Chief Noonday was a tall, muscular chief who happened to be an excellent hiker, which is how the Chief Noonday Trail, a beautiful hiking trail around the lake, came to be named. Noonday was an Ottawa tribe member, and chief of a village that resided on the upper Grand River. He was involved in some of Michigan’s early historical battles, such as the Battle of Fallen Timbers, and possibly fought in the Revolution, though this is questionable.
One fight he was officially documented in was the Battle of the Thames, which took place at the same time as the War of 1812. During this battle Chief Noonday allied with Chief Tecumseh, a noteworthy Shawnee chief. Chief Tecumseh was slain while fighting with a which soldier, and Noonday, along with another Gun Lake area chief, carried his body out of the battlefield. Noonday had the honor of inheriting Tecumseh’s hat and tomahawk.
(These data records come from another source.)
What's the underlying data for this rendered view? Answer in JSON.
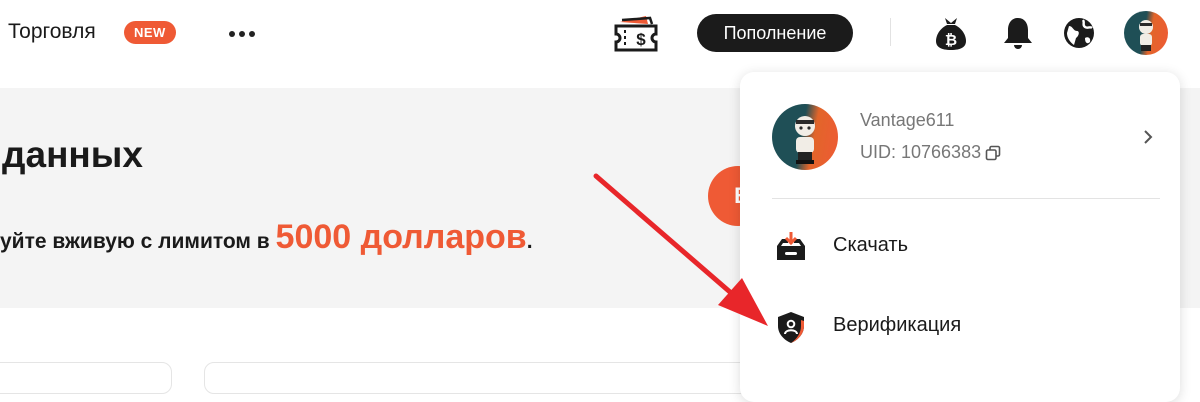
{
  "nav": {
    "trade_label": "Торговля",
    "new_badge": "NEW",
    "deposit_label": "Пополнение"
  },
  "hero": {
    "title": "данных",
    "subtitle_prefix": "уйте вживую с лимитом в ",
    "subtitle_amount": "5000 долларов",
    "subtitle_suffix": ".",
    "circle_letter": "В"
  },
  "profile_menu": {
    "username": "Vantage611",
    "uid": "UID: 10766383",
    "items": [
      {
        "label": "Скачать",
        "icon": "download-tray-icon"
      },
      {
        "label": "Верификация",
        "icon": "shield-user-icon"
      }
    ]
  },
  "colors": {
    "accent": "#ef5a35",
    "dark": "#1b1b1b",
    "hero_bg": "#f4f4f4",
    "arrow": "#e8262a"
  }
}
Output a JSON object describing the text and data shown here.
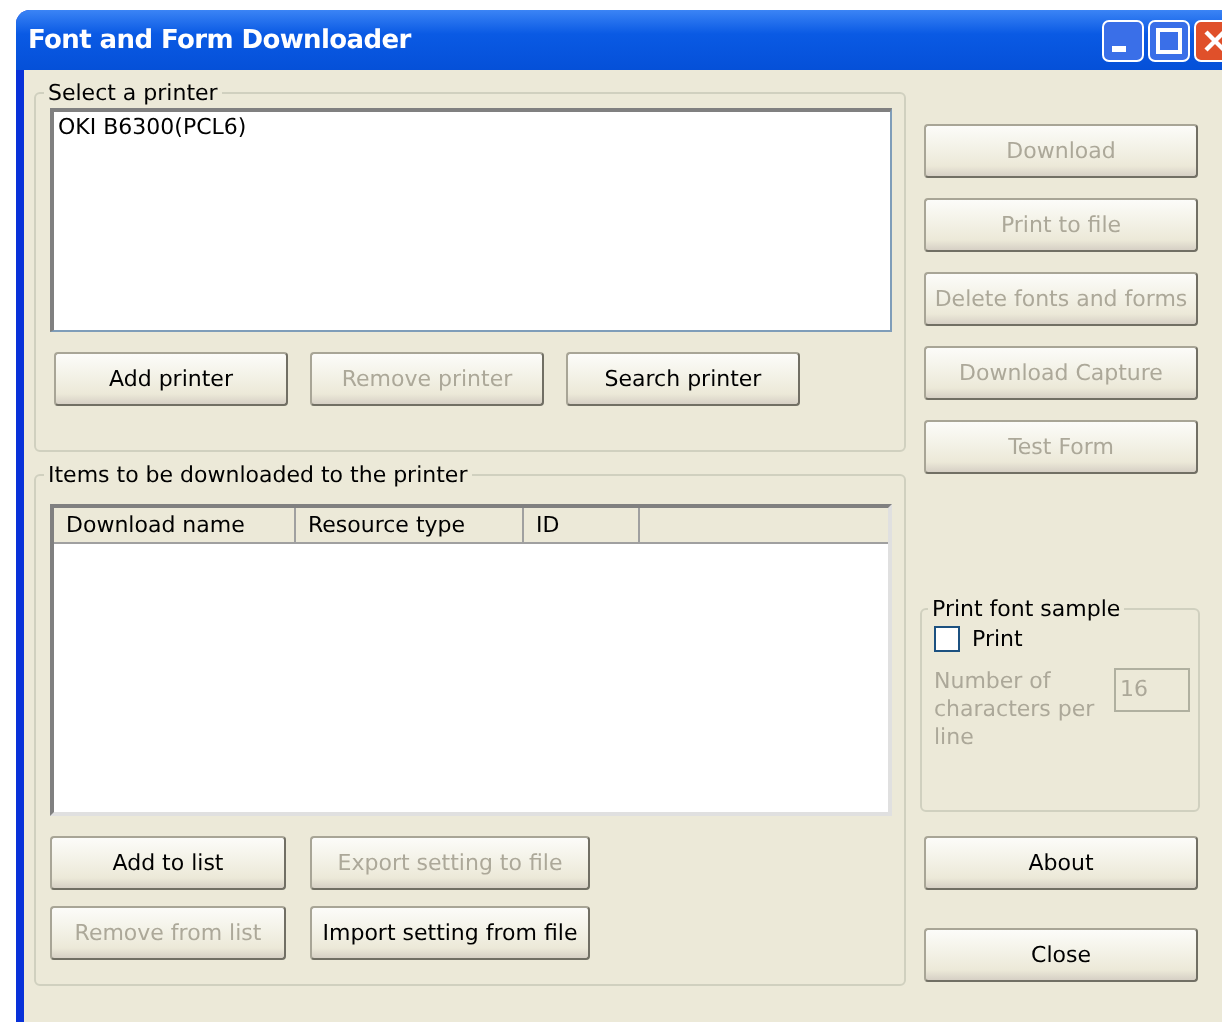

Later on in his life, Chief Noonday befriended a reverend who wanted to build a mission in the area. Noonday was among the first to be baptized at this location, and he became very close with the family of the missionary who had baptized him. When Noonday was an old man, he passed away while visiting the Bradley Mission, and was buried back home alongside his wife.